But then, Anne seems to be slipping away and becoming interested in revenge for the death of her husband. Richard stakes all on a last roll of the dice. He hands Anne his sword and offers to let her stab him. It is not without its dangers.
If thy revengeful heart cannot forgive,
Lo, here I lend thee this sharp-pointed sword;
Which if thou please to hide in this true bosom.
And let the soul forth that adoreth thee,
I lay it naked to the deadly stroke,
And humbly beg the death upon my knee.
When Anne says
Arise, dissembler: though I wish thy death,
I will not be the executioner.
Richard knows he has won. And he proceeds to take control of the domestic and funeral arrangements.
Vouchsafe to wear this ring.
Look, how this ring encompasseth finger.
Even so thy breast encloseth my poor heart;
But beg one favour at thy gracious hand,
Thou dost confirm his happiness for ever.
That it would please thee leave these sad designs
To him that hath more cause to be a mourner,
And presently repair to Crosby Place;
Richard is fairly dancing with glee after Anne has left the stage.
Was ever woman in this humour woo’d?
Was ever woman in this humour won?
I’ll have her; but I will not keep her long.
Upon my life, she finds, although I cannot,
Myself to be a marvellous proper man.
I’ll be at charges for a looking-glass,
And entertain some score or two of tailors,
To study fashions to adorn my body:
Since I am crept in favour with myself,
Will maintain it with some little cost.
This last part of Richard’s final speech highlights the difficulty and the challenges for both the actors and the director.
The scene needs to be played with considerable sexual tension between Richard and Anne otherwise it is simply not going to work. Yet there needs to be credibility in Anne’s grief for the death of her husband and father-in-law.
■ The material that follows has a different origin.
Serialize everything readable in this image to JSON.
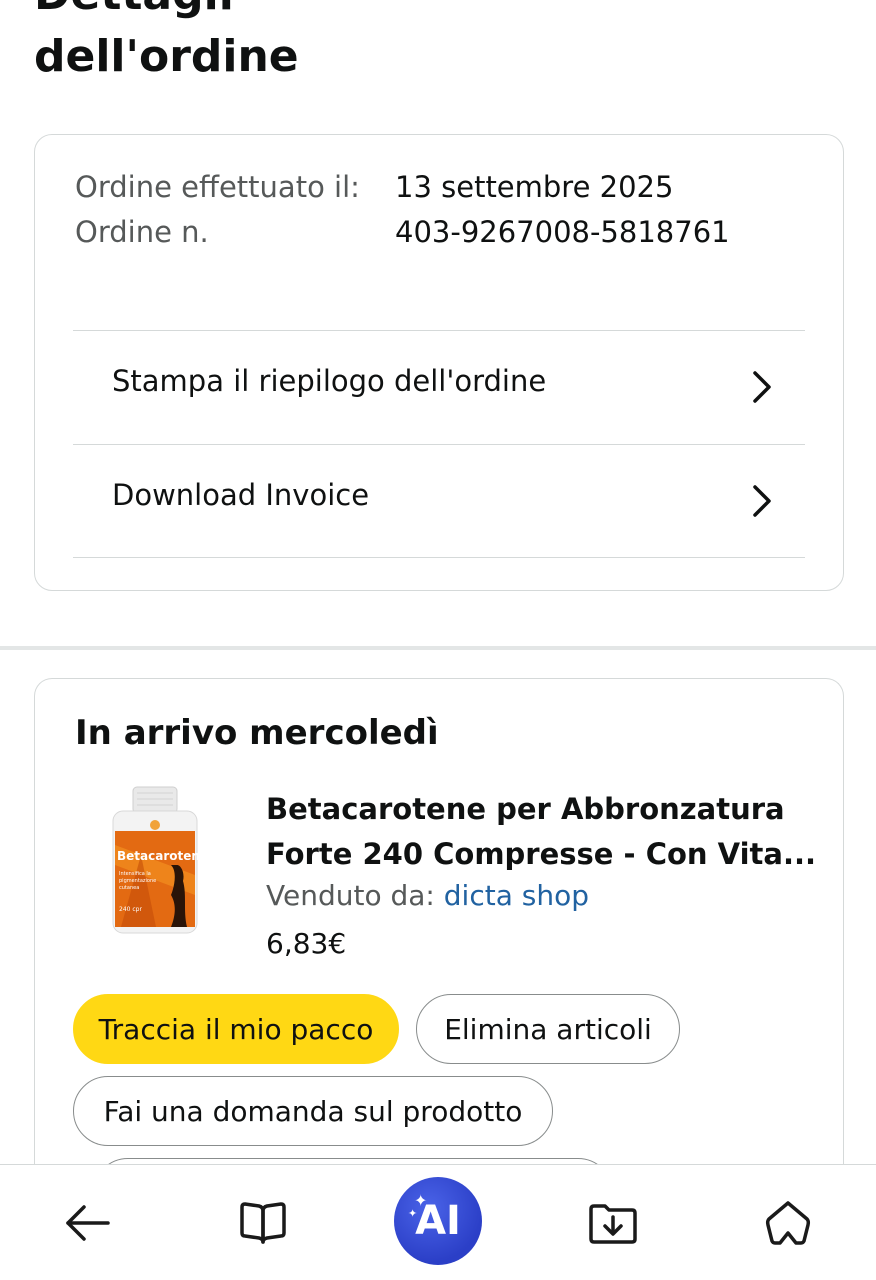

So Richard needs to be relatively attractive. During the scene, Anne refers to him as a hedgehog and as a toad, figuratively speaking of course but hardly terms of sexual endearment, so the actor playing Anne needs to tread a very fine line. It scenes like this make Richard III one of Shakespeare’s greatest plays.
Antony Sher’s portrayal must have made this particularly difficult. He is probably the least attractive Richard in recent memory. I think I saw this version live in the Royal Shakespeare came to Melbourne. I don’t remember this particular scene but have always been fascinated by its improbability on one hand and the fact that it works on the other.
But that’s Shakespeare.